- **EXERCISE DESCRIPTION**
Each line containing the string "tuff" should be copied out of the entries.

== SOURCE MATERIAL

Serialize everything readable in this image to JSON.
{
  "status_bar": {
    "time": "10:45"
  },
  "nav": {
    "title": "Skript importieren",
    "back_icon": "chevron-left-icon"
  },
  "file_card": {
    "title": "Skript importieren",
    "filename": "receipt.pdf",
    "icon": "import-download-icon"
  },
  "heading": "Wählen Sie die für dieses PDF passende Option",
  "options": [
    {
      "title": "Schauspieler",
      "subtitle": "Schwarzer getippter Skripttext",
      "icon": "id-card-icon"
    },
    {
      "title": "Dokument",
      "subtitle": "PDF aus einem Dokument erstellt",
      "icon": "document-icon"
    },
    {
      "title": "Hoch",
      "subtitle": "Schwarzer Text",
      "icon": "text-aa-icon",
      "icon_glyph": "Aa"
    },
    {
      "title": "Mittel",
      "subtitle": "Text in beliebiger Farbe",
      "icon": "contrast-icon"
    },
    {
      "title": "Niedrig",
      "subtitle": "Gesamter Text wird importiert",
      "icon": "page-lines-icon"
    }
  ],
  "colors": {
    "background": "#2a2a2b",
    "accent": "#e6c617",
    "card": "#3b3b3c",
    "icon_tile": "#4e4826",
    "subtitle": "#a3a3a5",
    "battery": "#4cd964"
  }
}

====
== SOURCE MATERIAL

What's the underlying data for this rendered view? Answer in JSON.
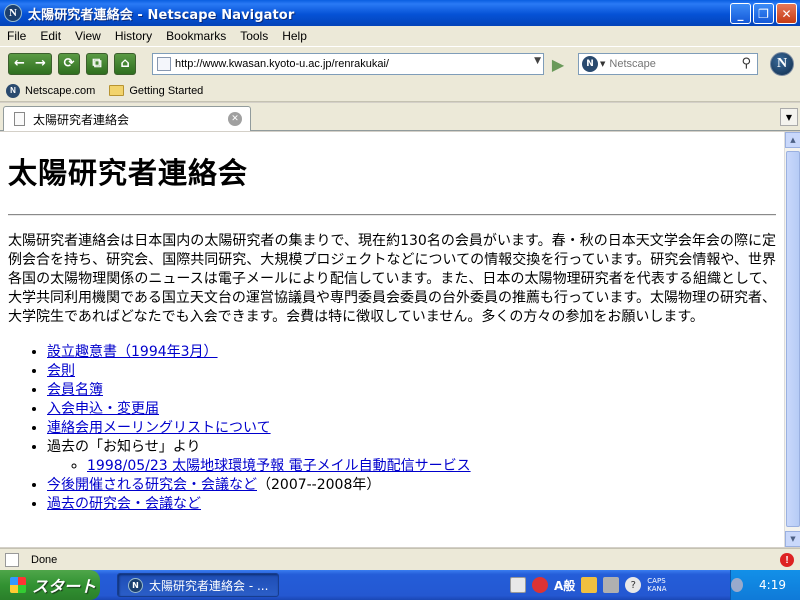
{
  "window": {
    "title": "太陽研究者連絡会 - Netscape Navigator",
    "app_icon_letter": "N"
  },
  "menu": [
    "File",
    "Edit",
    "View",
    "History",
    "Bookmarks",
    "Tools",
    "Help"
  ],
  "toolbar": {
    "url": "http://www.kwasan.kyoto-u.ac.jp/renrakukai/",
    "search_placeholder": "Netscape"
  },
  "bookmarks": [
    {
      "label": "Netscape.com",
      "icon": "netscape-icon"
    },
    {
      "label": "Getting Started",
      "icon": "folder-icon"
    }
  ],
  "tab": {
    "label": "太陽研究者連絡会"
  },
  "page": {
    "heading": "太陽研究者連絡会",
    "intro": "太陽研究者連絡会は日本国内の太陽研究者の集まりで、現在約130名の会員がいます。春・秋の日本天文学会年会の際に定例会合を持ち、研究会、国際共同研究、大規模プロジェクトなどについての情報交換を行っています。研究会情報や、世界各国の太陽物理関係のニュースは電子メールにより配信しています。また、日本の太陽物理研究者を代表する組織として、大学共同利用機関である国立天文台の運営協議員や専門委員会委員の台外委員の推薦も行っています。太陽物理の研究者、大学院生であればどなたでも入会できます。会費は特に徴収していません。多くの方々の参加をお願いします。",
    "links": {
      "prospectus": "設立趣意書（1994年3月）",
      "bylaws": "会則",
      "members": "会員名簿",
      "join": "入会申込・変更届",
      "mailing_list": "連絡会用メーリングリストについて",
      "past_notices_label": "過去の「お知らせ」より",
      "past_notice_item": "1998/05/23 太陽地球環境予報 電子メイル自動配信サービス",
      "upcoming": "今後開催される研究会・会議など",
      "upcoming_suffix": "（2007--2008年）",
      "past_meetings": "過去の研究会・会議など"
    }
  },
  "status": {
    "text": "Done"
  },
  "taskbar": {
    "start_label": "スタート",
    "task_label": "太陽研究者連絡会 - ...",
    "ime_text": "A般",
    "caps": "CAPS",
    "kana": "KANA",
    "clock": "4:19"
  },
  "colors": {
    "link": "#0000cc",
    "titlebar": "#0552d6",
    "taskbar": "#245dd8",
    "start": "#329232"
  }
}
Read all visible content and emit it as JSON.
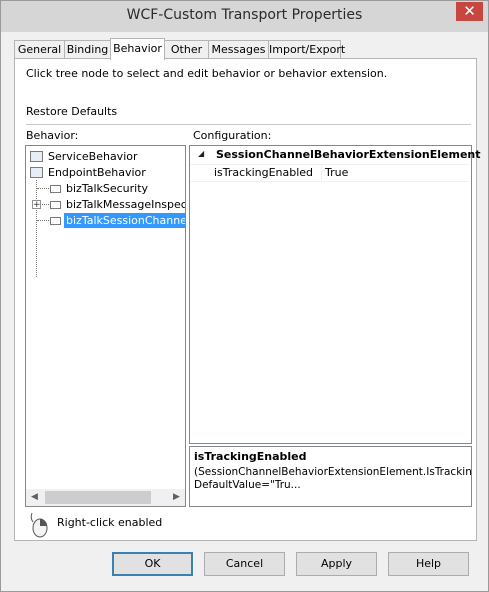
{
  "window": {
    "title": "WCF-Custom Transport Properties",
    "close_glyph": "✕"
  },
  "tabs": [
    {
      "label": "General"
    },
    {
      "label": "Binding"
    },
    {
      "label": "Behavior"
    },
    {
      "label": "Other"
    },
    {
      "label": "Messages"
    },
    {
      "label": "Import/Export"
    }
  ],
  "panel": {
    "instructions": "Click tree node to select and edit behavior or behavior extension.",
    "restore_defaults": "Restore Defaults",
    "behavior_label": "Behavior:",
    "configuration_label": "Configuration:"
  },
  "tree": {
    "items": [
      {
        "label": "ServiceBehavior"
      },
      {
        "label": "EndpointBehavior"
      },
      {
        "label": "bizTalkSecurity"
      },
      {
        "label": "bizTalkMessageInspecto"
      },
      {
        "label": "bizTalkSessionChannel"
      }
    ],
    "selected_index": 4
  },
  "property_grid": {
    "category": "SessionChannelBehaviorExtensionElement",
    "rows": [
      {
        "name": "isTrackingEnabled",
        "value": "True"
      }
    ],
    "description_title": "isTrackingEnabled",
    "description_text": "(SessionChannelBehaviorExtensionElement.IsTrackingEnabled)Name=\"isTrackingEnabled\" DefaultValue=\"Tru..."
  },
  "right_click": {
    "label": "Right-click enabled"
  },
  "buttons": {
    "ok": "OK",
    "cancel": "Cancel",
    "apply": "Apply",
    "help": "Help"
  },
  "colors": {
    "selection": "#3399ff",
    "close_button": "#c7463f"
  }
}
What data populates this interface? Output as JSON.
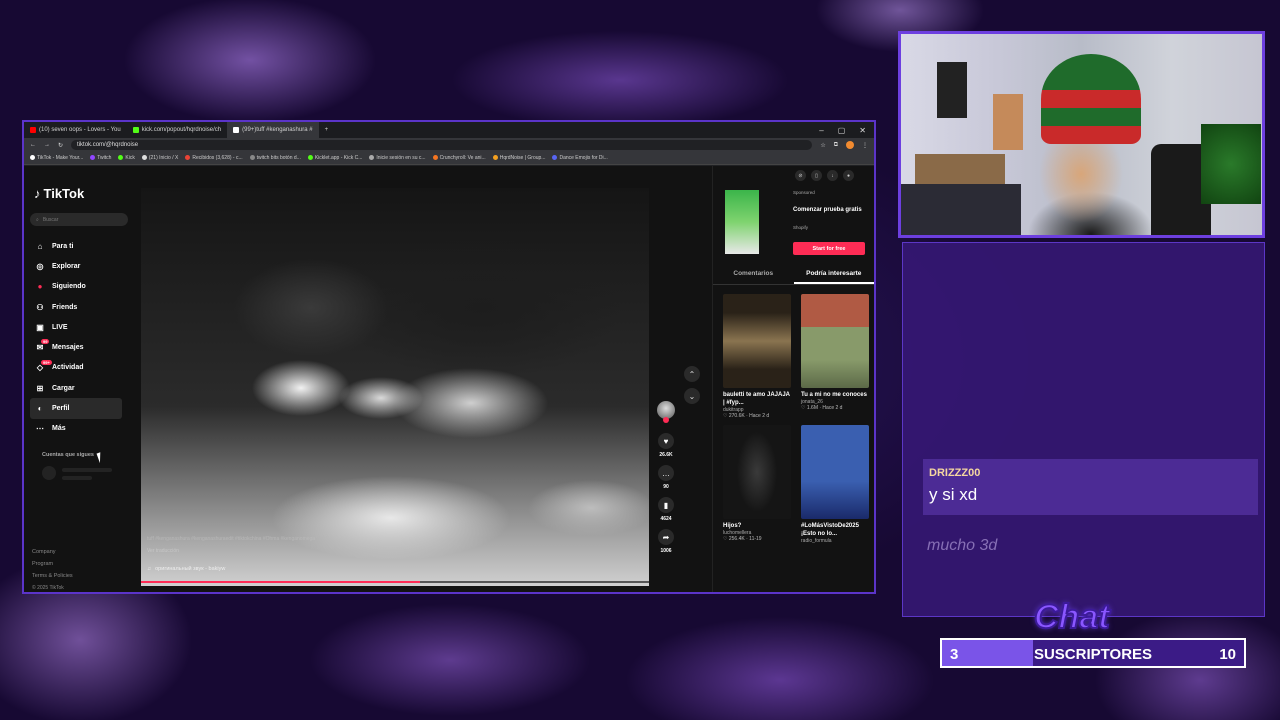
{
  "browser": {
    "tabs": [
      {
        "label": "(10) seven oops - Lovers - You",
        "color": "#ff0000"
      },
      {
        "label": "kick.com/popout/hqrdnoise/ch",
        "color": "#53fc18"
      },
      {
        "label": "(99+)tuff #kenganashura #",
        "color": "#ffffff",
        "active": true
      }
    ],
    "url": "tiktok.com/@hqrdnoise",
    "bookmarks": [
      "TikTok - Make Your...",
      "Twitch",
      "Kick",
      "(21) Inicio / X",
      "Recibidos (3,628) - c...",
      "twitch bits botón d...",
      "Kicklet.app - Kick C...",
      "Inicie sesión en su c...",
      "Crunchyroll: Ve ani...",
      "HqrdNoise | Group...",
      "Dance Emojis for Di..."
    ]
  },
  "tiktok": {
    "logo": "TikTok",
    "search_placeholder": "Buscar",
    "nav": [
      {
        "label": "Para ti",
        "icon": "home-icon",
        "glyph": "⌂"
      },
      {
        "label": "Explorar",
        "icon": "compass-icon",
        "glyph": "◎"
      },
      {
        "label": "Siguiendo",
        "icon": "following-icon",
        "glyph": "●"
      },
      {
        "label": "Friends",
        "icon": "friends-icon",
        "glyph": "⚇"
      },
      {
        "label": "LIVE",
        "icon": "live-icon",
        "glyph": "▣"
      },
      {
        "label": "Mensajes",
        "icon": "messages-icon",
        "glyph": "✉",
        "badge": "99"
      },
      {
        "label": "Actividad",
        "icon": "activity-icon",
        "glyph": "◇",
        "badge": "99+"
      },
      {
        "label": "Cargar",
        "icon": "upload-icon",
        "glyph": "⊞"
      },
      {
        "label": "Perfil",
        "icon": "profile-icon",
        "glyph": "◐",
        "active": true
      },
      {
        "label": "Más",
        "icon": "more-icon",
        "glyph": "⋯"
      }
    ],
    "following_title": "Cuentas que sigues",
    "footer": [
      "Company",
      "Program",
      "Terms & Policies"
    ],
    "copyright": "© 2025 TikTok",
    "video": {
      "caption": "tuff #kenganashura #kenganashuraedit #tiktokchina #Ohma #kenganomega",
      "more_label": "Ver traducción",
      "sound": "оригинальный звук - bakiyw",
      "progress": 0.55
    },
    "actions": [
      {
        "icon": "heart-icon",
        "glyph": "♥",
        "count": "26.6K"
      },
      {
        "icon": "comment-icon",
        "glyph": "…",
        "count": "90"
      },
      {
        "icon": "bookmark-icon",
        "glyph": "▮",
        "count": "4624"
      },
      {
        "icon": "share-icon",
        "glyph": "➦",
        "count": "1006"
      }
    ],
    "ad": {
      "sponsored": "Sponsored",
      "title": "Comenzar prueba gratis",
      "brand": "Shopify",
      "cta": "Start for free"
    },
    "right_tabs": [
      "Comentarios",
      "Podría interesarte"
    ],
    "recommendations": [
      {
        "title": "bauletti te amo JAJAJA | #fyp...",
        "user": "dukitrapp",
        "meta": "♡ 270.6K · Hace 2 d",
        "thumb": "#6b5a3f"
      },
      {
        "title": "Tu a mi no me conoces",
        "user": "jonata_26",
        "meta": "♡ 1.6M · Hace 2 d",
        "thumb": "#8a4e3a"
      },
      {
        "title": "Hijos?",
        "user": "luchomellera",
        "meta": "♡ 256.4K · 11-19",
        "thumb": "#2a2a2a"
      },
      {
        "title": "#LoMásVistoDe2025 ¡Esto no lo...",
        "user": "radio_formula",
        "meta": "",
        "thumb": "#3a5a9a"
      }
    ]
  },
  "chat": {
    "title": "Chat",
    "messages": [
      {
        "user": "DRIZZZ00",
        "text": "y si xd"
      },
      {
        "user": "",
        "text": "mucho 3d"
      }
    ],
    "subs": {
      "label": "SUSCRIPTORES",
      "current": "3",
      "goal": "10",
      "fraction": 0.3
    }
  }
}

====

- **TASK RESPONSE**
        "label": "(99+)tuff #kenganashura #",
      "caption": "tuff #kenganashura #kenganashuraedit #tiktokchina #Ohma #kenganomega",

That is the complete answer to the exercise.